Redskins receiver Aldrick Robinson, Hank’s closest friend on the team, has seen many of these moments since Washington drafted both of them in April 2011. In advance of his wife’s October due date — they’re expecting their first child, a son — he and Hank have discussed how to be a positive influence raising children.
“He always talk to his kids,” Robinson said. “He love his kids, and you can see it. When they around him, they don’t want to leave him. I look up to him as a father. I see how he handles his kids and everything. I plan to treat my kids the same way that he treats his kids.”
If Hank’s fatherless childhood motivates him, he does not admit it. Maybe he isn’t conscious of it.
It doesn’t, he said, because others filled the caretaker role when he was a boy. But Hank grew up without a dad who provided for him and the family. That’s an aspect of fatherhood at which he is determined to excel.
That would be more difficult if he weren’t making NFL money, although he did graduate from Miami with a degree in liberal arts.
“I don’t remember what L.J. asked him, but I remember Hank saying, ‘That’s why Daddy working so hard, L.J., so you can have stuff.’ That stuck with me because he was only in college. He worked hard to make sure he improved to get that chance, training and everything.”
Now, L.J. and Na Na can navigate an iPad like pros. Kie Kie and the kids last month moved to a new apartment 10 minutes away because their old two-bedroom had been broken into three times since the spring. And Hank agreed to put Naris in day care until 2 p.m. each weekday to help Kie Kie’s workload and stress.

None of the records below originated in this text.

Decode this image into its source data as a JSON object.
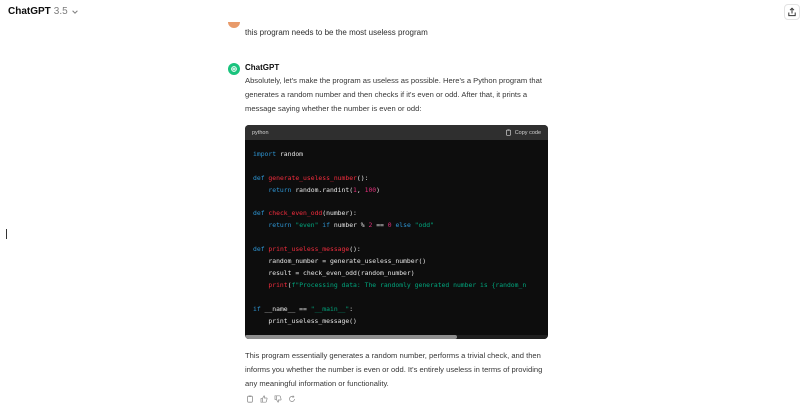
{
  "header": {
    "model_name": "ChatGPT",
    "model_version": "3.5"
  },
  "user_message": "this program needs to be the most useless program",
  "assistant": {
    "name": "ChatGPT",
    "intro": "Absolutely, let's make the program as useless as possible. Here's a Python program that generates a random number and then checks if it's even or odd. After that, it prints a message saying whether the number is even or odd:",
    "code_language": "python",
    "copy_label": "Copy code",
    "code_lines": [
      "import random",
      "",
      "def generate_useless_number():",
      "    return random.randint(1, 100)",
      "",
      "def check_even_odd(number):",
      "    return \"even\" if number % 2 == 0 else \"odd\"",
      "",
      "def print_useless_message():",
      "    random_number = generate_useless_number()",
      "    result = check_even_odd(random_number)",
      "    print(f\"Processing data: The randomly generated number is {random_n",
      "",
      "if __name__ == \"__main__\":",
      "    print_useless_message()"
    ],
    "outro": "This program essentially generates a random number, performs a trivial check, and then informs you whether the number is even or odd. It's entirely useless in terms of providing any meaningful information or functionality.",
    "code_scroll_fraction": 0.7
  },
  "icons": {
    "copy": "copy-icon",
    "thumbs_up": "thumbs-up-icon",
    "thumbs_down": "thumbs-down-icon",
    "regenerate": "regenerate-icon",
    "share": "share-icon",
    "chevron": "chevron-down-icon"
  },
  "colors": {
    "brand_green": "#19c37d",
    "code_bg": "#0d0d0d",
    "code_header": "#2f2f2f",
    "keyword": "#2e95d3",
    "function": "#f22c3d",
    "string": "#00a67d",
    "number": "#df3079"
  }
}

“I’m happy that he made it the way he did, but I’m trying to get there, too,” she said. “I want a child care license for myself so maybe we could open a day care in the future.”
After practice that day in Richmond, when L.J. and Na Na finished chasing down their dad’s teammates, Hank spent a few minutes with them before he had to go shower and eat lunch.

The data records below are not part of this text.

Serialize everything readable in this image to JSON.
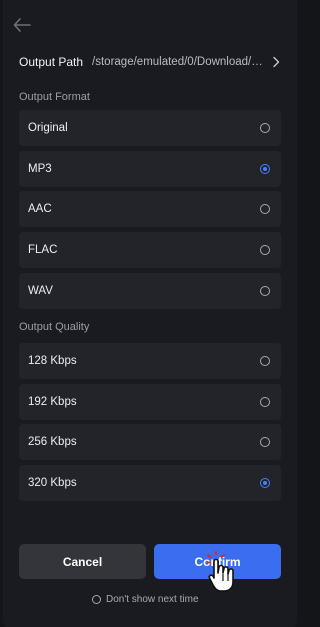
{
  "header": {
    "back_icon": "arrow-left-icon"
  },
  "output_path": {
    "label": "Output Path",
    "value": "/storage/emulated/0/Download/T...",
    "chevron_icon": "chevron-right-icon"
  },
  "output_format": {
    "title": "Output Format",
    "options": [
      {
        "label": "Original",
        "selected": false
      },
      {
        "label": "MP3",
        "selected": true
      },
      {
        "label": "AAC",
        "selected": false
      },
      {
        "label": "FLAC",
        "selected": false
      },
      {
        "label": "WAV",
        "selected": false
      }
    ]
  },
  "output_quality": {
    "title": "Output Quality",
    "options": [
      {
        "label": "128 Kbps",
        "selected": false
      },
      {
        "label": "192 Kbps",
        "selected": false
      },
      {
        "label": "256 Kbps",
        "selected": false
      },
      {
        "label": "320 Kbps",
        "selected": true
      }
    ]
  },
  "actions": {
    "cancel_label": "Cancel",
    "confirm_label": "Confirm"
  },
  "dont_show": {
    "label": "Don't show next time",
    "checked": false
  },
  "colors": {
    "accent": "#3a6df0",
    "background": "#1a1b20",
    "option_bg": "#23242a"
  },
  "overlay": {
    "cursor_icon": "hand-pointer-cursor-icon"
  }
}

His father didn’t have moments like that.
“I know I had a responsibility to my kids,” Hank said. “I mean, those are my kids. I’m sure there’s things I can do better. I know I’m not perfect. Na Na will say, “Daddy, you’re No. 1,’ so I know I’m doing something right.”

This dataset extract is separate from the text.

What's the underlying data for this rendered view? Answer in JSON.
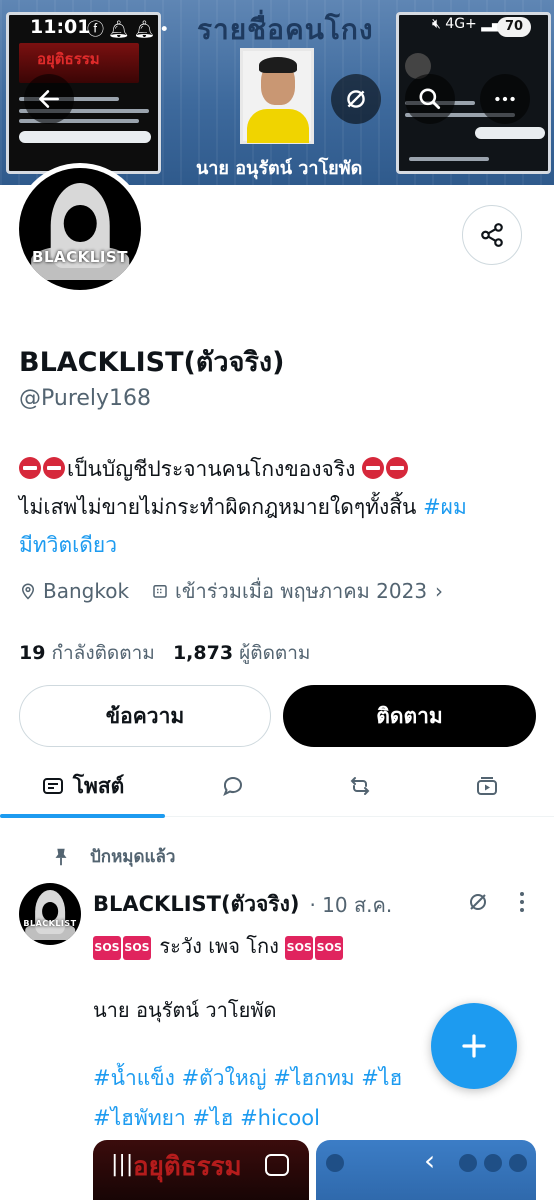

Next to them stood Lisa, as proud a mother as she could be.